### Task to carry out:
Your task is to copy each line of the records that includes the string "номеру".

App and web page records

━━━━━━

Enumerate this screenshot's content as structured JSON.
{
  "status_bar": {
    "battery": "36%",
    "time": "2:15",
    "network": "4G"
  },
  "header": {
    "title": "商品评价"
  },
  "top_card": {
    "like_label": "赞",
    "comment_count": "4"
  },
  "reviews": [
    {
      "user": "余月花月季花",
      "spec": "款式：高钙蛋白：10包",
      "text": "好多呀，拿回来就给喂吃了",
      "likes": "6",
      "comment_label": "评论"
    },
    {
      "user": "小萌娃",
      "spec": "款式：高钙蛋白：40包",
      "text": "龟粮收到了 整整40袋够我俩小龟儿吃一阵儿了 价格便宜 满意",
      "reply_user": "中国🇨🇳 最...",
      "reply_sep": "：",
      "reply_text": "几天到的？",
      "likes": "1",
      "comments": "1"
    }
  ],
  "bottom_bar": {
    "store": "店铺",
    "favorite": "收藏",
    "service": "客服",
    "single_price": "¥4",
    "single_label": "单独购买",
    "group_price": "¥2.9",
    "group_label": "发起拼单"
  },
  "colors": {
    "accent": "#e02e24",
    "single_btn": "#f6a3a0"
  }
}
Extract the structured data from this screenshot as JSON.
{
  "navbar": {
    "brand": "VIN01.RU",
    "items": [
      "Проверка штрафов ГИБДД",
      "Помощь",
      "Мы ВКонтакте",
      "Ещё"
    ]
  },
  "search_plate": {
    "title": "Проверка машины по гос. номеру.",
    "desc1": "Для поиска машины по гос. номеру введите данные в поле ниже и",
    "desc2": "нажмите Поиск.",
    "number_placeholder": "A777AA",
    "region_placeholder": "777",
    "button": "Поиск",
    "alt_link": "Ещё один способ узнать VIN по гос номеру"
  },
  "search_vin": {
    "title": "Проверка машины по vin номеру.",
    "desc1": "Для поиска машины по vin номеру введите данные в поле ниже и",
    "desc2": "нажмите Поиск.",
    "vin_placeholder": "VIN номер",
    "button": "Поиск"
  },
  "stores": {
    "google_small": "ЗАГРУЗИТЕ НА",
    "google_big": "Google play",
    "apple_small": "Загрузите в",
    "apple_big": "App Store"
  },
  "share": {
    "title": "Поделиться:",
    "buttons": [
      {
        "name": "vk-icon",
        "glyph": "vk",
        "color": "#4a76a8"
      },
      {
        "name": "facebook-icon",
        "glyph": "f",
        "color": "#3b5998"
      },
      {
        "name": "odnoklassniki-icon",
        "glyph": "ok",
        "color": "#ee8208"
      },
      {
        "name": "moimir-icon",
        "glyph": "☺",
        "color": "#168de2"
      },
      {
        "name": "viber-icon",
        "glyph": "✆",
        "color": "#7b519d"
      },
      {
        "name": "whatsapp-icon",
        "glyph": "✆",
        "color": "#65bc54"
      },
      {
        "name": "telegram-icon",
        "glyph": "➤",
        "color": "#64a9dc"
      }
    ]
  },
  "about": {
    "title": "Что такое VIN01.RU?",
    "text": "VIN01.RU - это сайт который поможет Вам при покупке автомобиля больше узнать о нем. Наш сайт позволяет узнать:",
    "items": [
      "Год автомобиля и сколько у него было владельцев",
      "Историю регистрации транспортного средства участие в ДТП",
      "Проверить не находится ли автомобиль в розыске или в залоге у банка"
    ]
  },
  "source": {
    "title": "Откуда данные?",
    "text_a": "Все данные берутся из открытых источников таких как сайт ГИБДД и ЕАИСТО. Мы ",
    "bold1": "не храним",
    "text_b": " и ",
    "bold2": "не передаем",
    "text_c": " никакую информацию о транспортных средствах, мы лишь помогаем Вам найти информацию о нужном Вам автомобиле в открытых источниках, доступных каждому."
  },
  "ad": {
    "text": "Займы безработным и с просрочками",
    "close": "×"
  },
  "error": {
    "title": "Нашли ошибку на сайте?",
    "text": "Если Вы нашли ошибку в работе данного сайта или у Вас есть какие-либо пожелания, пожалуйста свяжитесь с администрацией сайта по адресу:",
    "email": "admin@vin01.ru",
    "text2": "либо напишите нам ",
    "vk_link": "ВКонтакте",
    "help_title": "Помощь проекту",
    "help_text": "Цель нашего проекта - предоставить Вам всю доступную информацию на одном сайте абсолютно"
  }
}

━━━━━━

### Solution to this problem:
    "title": "Проверка машины по гос. номеру.",
    "desc1": "Для поиска машины по гос. номеру введите данные в поле ниже и",
    "alt_link": "Ещё один способ узнать VIN по гос номеру"
    "title": "Проверка машины по vin номеру.",
    "desc1": "Для поиска машины по vin номеру введите данные в поле ниже и",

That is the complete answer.